Even minute amounts of oxygen can deactivate molecular catalyst that is added to fuel cells. Consequently, this problem has hindered the use of such a catalyst, based on copious metal; which imitates the active center of the natural biocatalyst, in technological-related applications.
Recently, researchers from the Ruhr-Universität Bochum (RUB), the Max-Planck-Institute for Energy Conversion in Mülheim and the from the Pacific Northwest National Laboratories in Washington, USA, have been able to equip such a catalyst with a self-defense mechanism against molecular oxygen. Their findings can be found in the February 28 issue of Nature Communications.
An Alternative for Scarce and Noble Catalyst
Hydrogen is said to be one of the most favorable energy vectors in the future. Usually, catalysts based on noble and scarce materials like platinum are used in very efficient H2/O2 driven fuel cells. A promising alternative for this costly and limiting catalyst materials are molecular catalysts based on plentiful metals like iron and/or nickel, which resemble a mimic of the active center of nature’s extremely active hydrogenases.
A remarkable class of such molecular catalyst is the DuBois type complexes. Their active center consists of a main nickel-atom that is coordinated by pendant beases. These catalysts reveal a high activity which is similar to those of the hydrogenases and their ligand structure can be changed to enable catalysis in aqueous systems and permit covalent attachment to electrode surfaces. “
The latter is of particular importance for technological applications since the immobilization enhances the performance of such fuel cell system” as it is explained by Prof Dr. Wolfgang Schuhmann, Analytical Chemistry, RUB, member of the cluster of excellence Ruhr explores Solvation (Resolv).
A downside of such catalyst is their high sensitivity to oxygen, which hindered the use of this material in technological applications in presently available fuel cell systems.
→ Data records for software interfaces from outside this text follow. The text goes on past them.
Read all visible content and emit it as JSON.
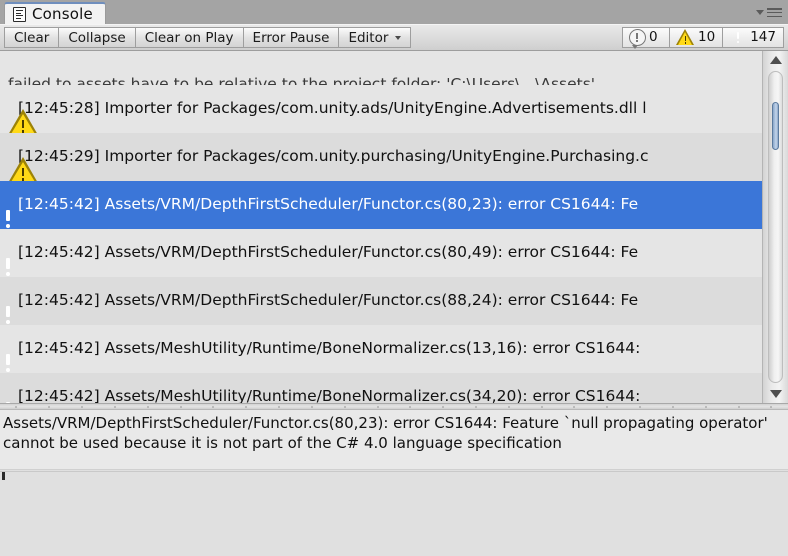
{
  "window": {
    "tab_label": "Console",
    "tab_icon": "console-list-icon",
    "panel_menu_icon": "panel-options-menu-icon"
  },
  "toolbar": {
    "buttons": [
      {
        "label": "Clear",
        "name": "clear-button"
      },
      {
        "label": "Collapse",
        "name": "collapse-button"
      },
      {
        "label": "Clear on Play",
        "name": "clear-on-play-button"
      },
      {
        "label": "Error Pause",
        "name": "error-pause-button"
      }
    ],
    "dropdown": {
      "label": "Editor",
      "name": "editor-dropdown"
    },
    "counters": [
      {
        "kind": "info",
        "icon": "info-bubble-icon",
        "count": "0"
      },
      {
        "kind": "warning",
        "icon": "warning-triangle-icon",
        "count": "10"
      },
      {
        "kind": "error",
        "icon": "error-octagon-icon",
        "count": "147"
      }
    ]
  },
  "log": {
    "partial_top_row": {
      "text": "failed to assets have to be relative to the project folder: 'C:\\Users\\...\\Assets'",
      "icon": "none"
    },
    "entries": [
      {
        "icon": "warning-triangle-icon",
        "severity": "warning",
        "selected": false,
        "text": "[12:45:28] Importer for Packages/com.unity.ads/UnityEngine.Advertisements.dll l"
      },
      {
        "icon": "warning-triangle-icon",
        "severity": "warning",
        "selected": false,
        "text": "[12:45:29] Importer for Packages/com.unity.purchasing/UnityEngine.Purchasing.c"
      },
      {
        "icon": "error-octagon-icon",
        "severity": "error",
        "selected": true,
        "text": "[12:45:42] Assets/VRM/DepthFirstScheduler/Functor.cs(80,23): error CS1644: Fe"
      },
      {
        "icon": "error-octagon-icon",
        "severity": "error",
        "selected": false,
        "text": "[12:45:42] Assets/VRM/DepthFirstScheduler/Functor.cs(80,49): error CS1644: Fe"
      },
      {
        "icon": "error-octagon-icon",
        "severity": "error",
        "selected": false,
        "text": "[12:45:42] Assets/VRM/DepthFirstScheduler/Functor.cs(88,24): error CS1644: Fe"
      },
      {
        "icon": "error-octagon-icon",
        "severity": "error",
        "selected": false,
        "text": "[12:45:42] Assets/MeshUtility/Runtime/BoneNormalizer.cs(13,16): error CS1644:"
      },
      {
        "icon": "error-octagon-icon",
        "severity": "error",
        "selected": false,
        "text": "[12:45:42] Assets/MeshUtility/Runtime/BoneNormalizer.cs(34,20): error CS1644:"
      }
    ]
  },
  "scrollbar": {
    "up_arrow_icon": "scroll-up-arrow-icon",
    "down_arrow_icon": "scroll-down-arrow-icon",
    "thumb_name": "scroll-thumb"
  },
  "detail": {
    "text": "Assets/VRM/DepthFirstScheduler/Functor.cs(80,23): error CS1644: Feature `null propagating operator' cannot be used because it is not part of the C# 4.0 language specification"
  },
  "colors": {
    "selection_blue": "#3b76d8",
    "error_red": "#e11d10",
    "warning_yellow": "#ffd916",
    "tab_accent": "#6f8ebd",
    "panel_bg": "#e0e0e0"
  }
}
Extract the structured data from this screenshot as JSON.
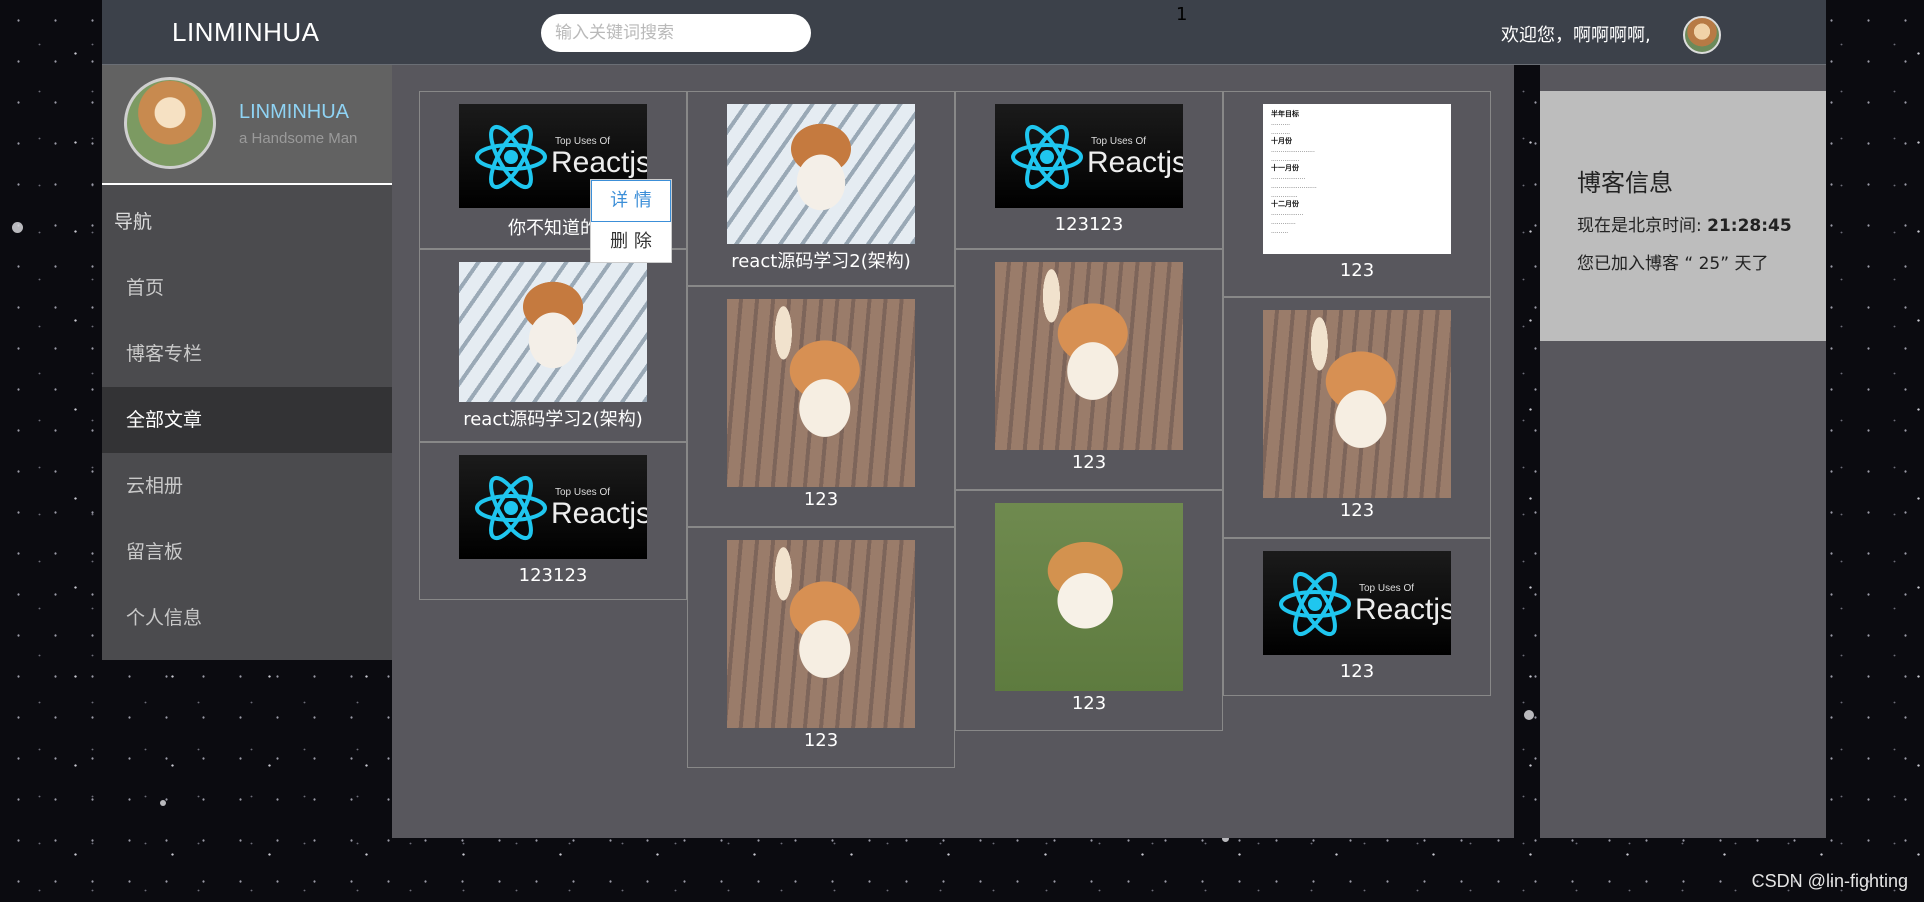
{
  "header": {
    "brand": "LINMINHUA",
    "search_placeholder": "输入关键词搜索",
    "page_num": "1",
    "welcome": "欢迎您，啊啊啊啊,"
  },
  "profile": {
    "name": "LINMINHUA",
    "subtitle": "a Handsome Man"
  },
  "nav": {
    "title": "导航",
    "items": [
      {
        "label": "首页"
      },
      {
        "label": "博客专栏"
      },
      {
        "label": "全部文章"
      },
      {
        "label": "云相册"
      },
      {
        "label": "留言板"
      },
      {
        "label": "个人信息"
      }
    ],
    "active": "全部文章"
  },
  "react_logo": {
    "small": "Top Uses Of",
    "big": "Reactjs"
  },
  "cards": [
    {
      "caption": "你不知道的"
    },
    {
      "caption": "react源码学习2(架构)"
    },
    {
      "caption": "123123"
    },
    {
      "caption": "react源码学习2(架构)"
    },
    {
      "caption": "123"
    },
    {
      "caption": "123"
    },
    {
      "caption": "123123"
    },
    {
      "caption": "123"
    },
    {
      "caption": "123"
    },
    {
      "caption": "123"
    },
    {
      "caption": "123"
    },
    {
      "caption": "123"
    }
  ],
  "doc_thumb": {
    "lines": [
      "半年目标",
      "十月份",
      "十一月份",
      "十二月份"
    ]
  },
  "popup": {
    "detail": "详 情",
    "delete": "删 除"
  },
  "blog_info": {
    "title": "博客信息",
    "time_label": "现在是北京时间: ",
    "time_value": "21:28:45",
    "days": "您已加入博客 “ 25” 天了"
  },
  "watermark": "CSDN @lin-fighting"
}
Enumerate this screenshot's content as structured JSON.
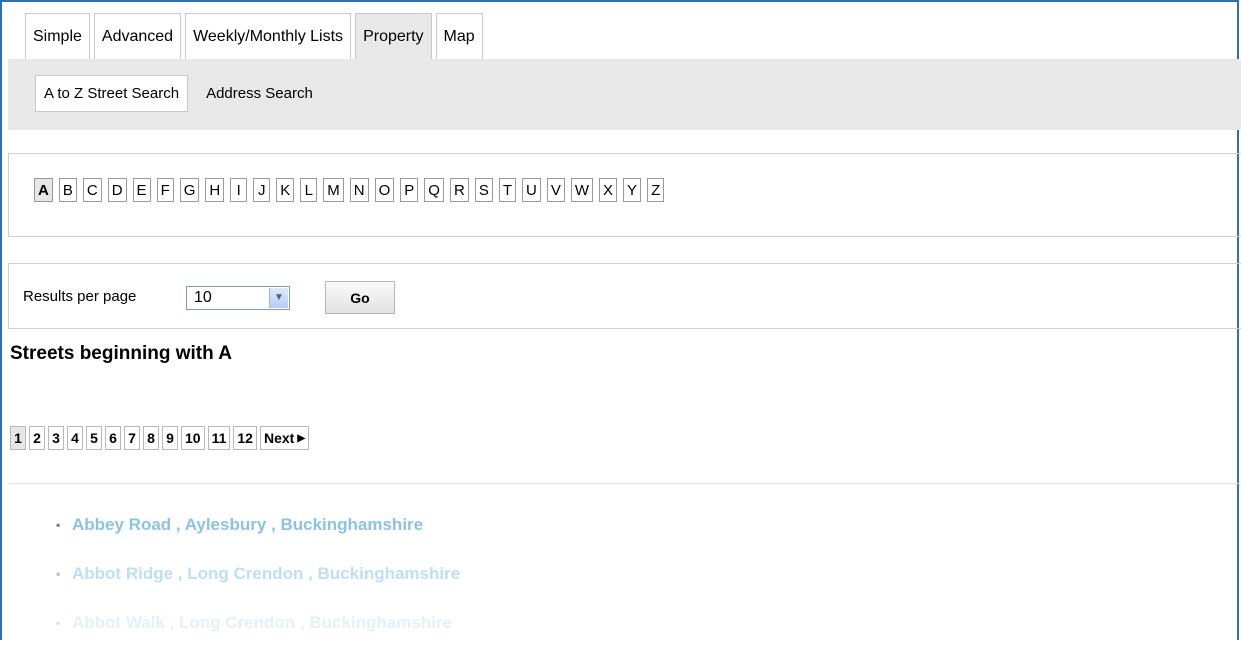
{
  "tabs": [
    "Simple",
    "Advanced",
    "Weekly/Monthly Lists",
    "Property",
    "Map"
  ],
  "active_tab": "Property",
  "subtabs": [
    "A to Z Street Search",
    "Address Search"
  ],
  "active_subtab": "A to Z Street Search",
  "letters": [
    "A",
    "B",
    "C",
    "D",
    "E",
    "F",
    "G",
    "H",
    "I",
    "J",
    "K",
    "L",
    "M",
    "N",
    "O",
    "P",
    "Q",
    "R",
    "S",
    "T",
    "U",
    "V",
    "W",
    "X",
    "Y",
    "Z"
  ],
  "active_letter": "A",
  "results_per_page": {
    "label": "Results per page",
    "value": "10",
    "go_label": "Go"
  },
  "heading": "Streets beginning with A",
  "pagination": {
    "pages": [
      "1",
      "2",
      "3",
      "4",
      "5",
      "6",
      "7",
      "8",
      "9",
      "10",
      "11",
      "12"
    ],
    "current": "1",
    "next_label": "Next"
  },
  "results": [
    "Abbey Road , Aylesbury , Buckinghamshire",
    "Abbot Ridge , Long Crendon , Buckinghamshire",
    "Abbot Walk , Long Crendon , Buckinghamshire"
  ],
  "colors": {
    "frame": "#2f6fb0",
    "link": "#8cc2e6",
    "panel": "#e8e8e8"
  }
}
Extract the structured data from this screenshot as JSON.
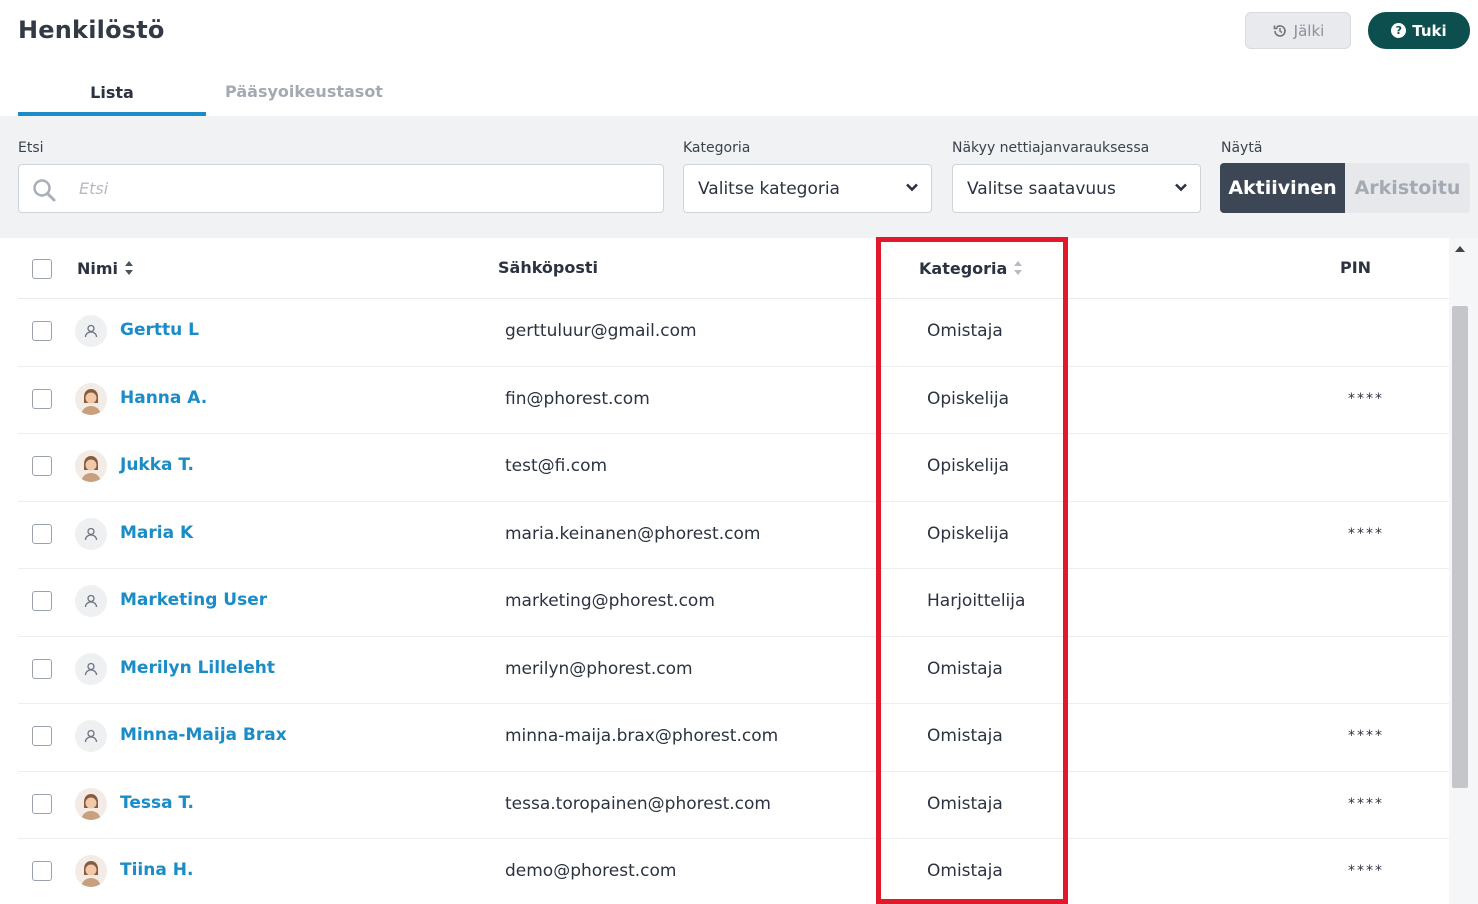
{
  "header": {
    "title": "Henkilöstö",
    "history_label": "Jälki",
    "support_label": "Tuki",
    "support_icon": "?"
  },
  "tabs": [
    {
      "label": "Lista",
      "active": true
    },
    {
      "label": "Pääsyoikeustasot",
      "active": false
    }
  ],
  "filters": {
    "search_label": "Etsi",
    "search_placeholder": "Etsi",
    "search_value": "",
    "category_label": "Kategoria",
    "category_value": "Valitse kategoria",
    "availability_label": "Näkyy nettiajanvarauksessa",
    "availability_value": "Valitse saatavuus",
    "show_label": "Näytä",
    "show_options": [
      "Aktiivinen",
      "Arkistoitu"
    ],
    "show_selected": "Aktiivinen"
  },
  "table": {
    "columns": {
      "name": "Nimi",
      "email": "Sähköposti",
      "category": "Kategoria",
      "pin": "PIN"
    },
    "rows": [
      {
        "name": "Gerttu L",
        "email": "gerttuluur@gmail.com",
        "category": "Omistaja",
        "pin": "",
        "avatar": "placeholder"
      },
      {
        "name": "Hanna A.",
        "email": "fin@phorest.com",
        "category": "Opiskelija",
        "pin": "****",
        "avatar": "photo"
      },
      {
        "name": "Jukka T.",
        "email": "test@fi.com",
        "category": "Opiskelija",
        "pin": "",
        "avatar": "photo"
      },
      {
        "name": "Maria K",
        "email": "maria.keinanen@phorest.com",
        "category": "Opiskelija",
        "pin": "****",
        "avatar": "placeholder"
      },
      {
        "name": "Marketing User",
        "email": "marketing@phorest.com",
        "category": "Harjoittelija",
        "pin": "",
        "avatar": "placeholder"
      },
      {
        "name": "Merilyn Lilleleht",
        "email": "merilyn@phorest.com",
        "category": "Omistaja",
        "pin": "",
        "avatar": "placeholder"
      },
      {
        "name": "Minna-Maija Brax",
        "email": "minna-maija.brax@phorest.com",
        "category": "Omistaja",
        "pin": "****",
        "avatar": "placeholder"
      },
      {
        "name": "Tessa T.",
        "email": "tessa.toropainen@phorest.com",
        "category": "Omistaja",
        "pin": "****",
        "avatar": "photo"
      },
      {
        "name": "Tiina H.",
        "email": "demo@phorest.com",
        "category": "Omistaja",
        "pin": "****",
        "avatar": "photo"
      }
    ]
  },
  "colors": {
    "accent": "#1a8cc7",
    "support_button": "#0d4f4f",
    "active_toggle": "#3d4654",
    "highlight": "#e3192b"
  }
}
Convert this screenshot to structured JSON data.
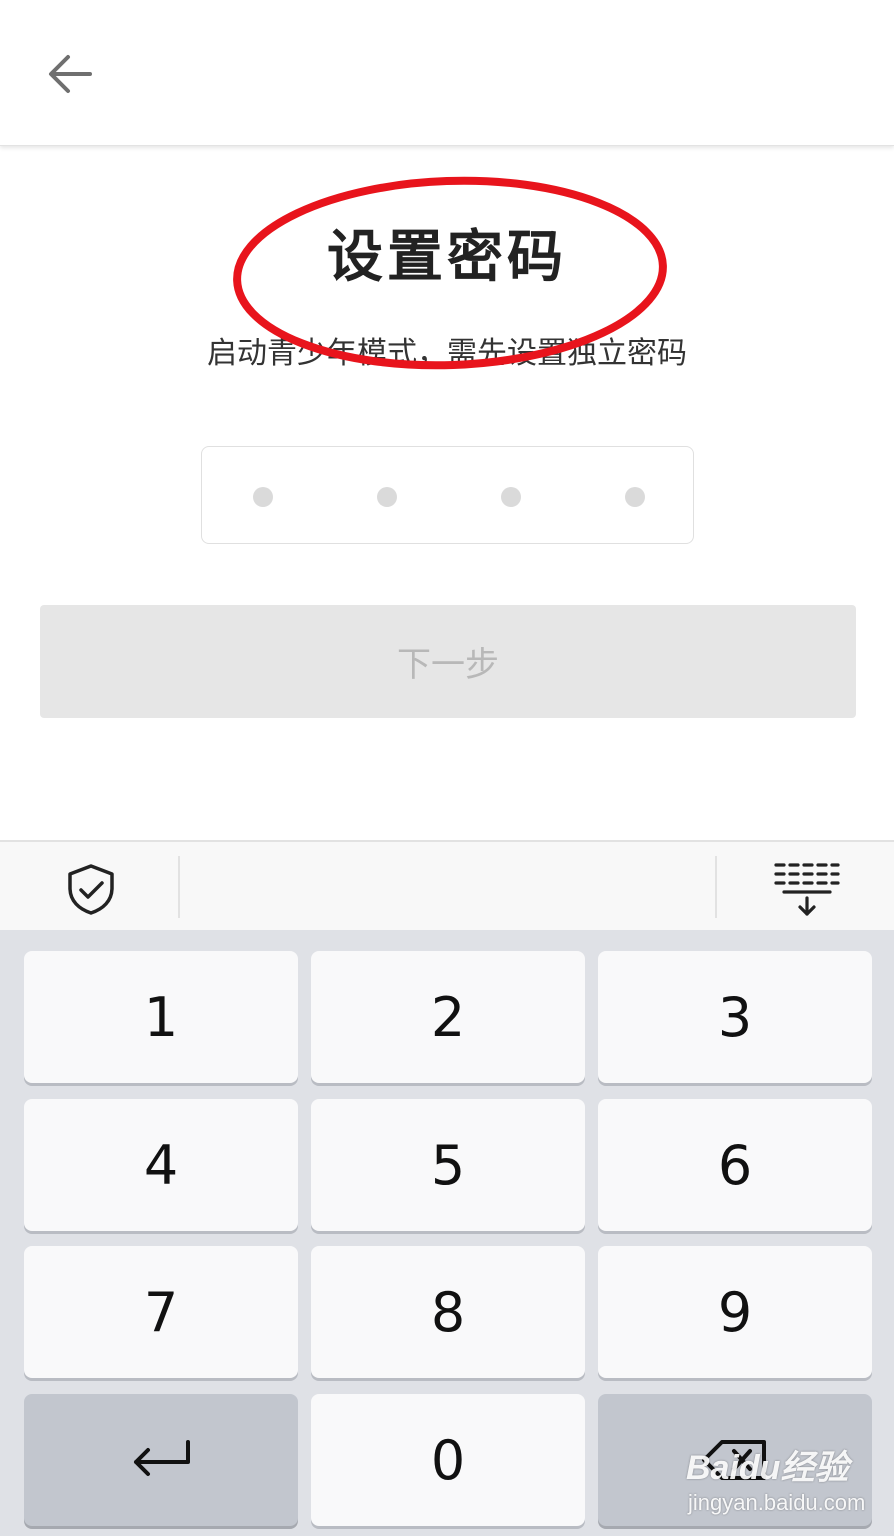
{
  "header": {
    "back_icon": "arrow-left-icon"
  },
  "main": {
    "title": "设置密码",
    "subtitle": "启动青少年模式，需先设置独立密码",
    "pin_length": 4,
    "next_button": "下一步",
    "highlight_color": "#e8141c"
  },
  "keyboard": {
    "toolbar": {
      "left_icon": "shield-check-icon",
      "right_icon": "keyboard-collapse-icon"
    },
    "keys": {
      "k1": "1",
      "k2": "2",
      "k3": "3",
      "k4": "4",
      "k5": "5",
      "k6": "6",
      "k7": "7",
      "k8": "8",
      "k9": "9",
      "k0": "0"
    },
    "enter_icon": "enter-arrow-icon",
    "delete_icon": "backspace-icon"
  },
  "watermark": {
    "brand": "Baidu经验",
    "url": "jingyan.baidu.com"
  }
}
However, in analogy to the hydrogenases that can be protected by integration of the biocatalyst into an oxygen reducing polymer matrix, the team was able to transpose this protection system also to a DuBois-catalyst.
A Polymer Induces Self-Protection
For the protection against oxygen, the research team added a hydrophobic and redox-inactive polymer as immobilization matrix for the nickel-complex based catalyst. The embedment of the catalyst into the polymer matrix guarantees the creation of two separated reaction layers: a catalytically active layer near the electrode surface and a protection layer at the polymer/electrolyte interface. The first layer allows for an effective conversion of hydrogen at the electrode surface and the second layer eliminates incoming oxygen at the interface and thereby protects the active layer from oxygen damage.
Electrically Disconnected Layers
According to Wolfgang Schuhmann, “the catalyst itself provides the protection against oxygen. For this, the catalyst uses electrons from the hydrogen oxidation in the outer polymer layer which are then used to reduce oxygen at the catalyst centers.”
This becomes conceivable because the developed polymer matrix electrically detaches the nickel-catalyst located in the outer polymer layer from the electrode surface. Hence, all electrons extracted from the hydrogen oxidation in the outer layer can be utilized for the reduction of destructive oxygen at the polymer/electrolyte interface.
In tandem, the polymer prevents the transfer of electrons from the active hydrogen oxidation layer at the electrode surface to the protection layer. Therefore, all electrons from the active layer are moved to the electrode and are not utilized for protection.
The polymer/catalyst altered electrodes displayed an outstanding long-term stability and extraordinary current densities which are both requirements for robust fuel cells. The proposed hydrogen oxidation electrodes are hence a favorable alternative for the development of sustainable and economical energy conversion systems.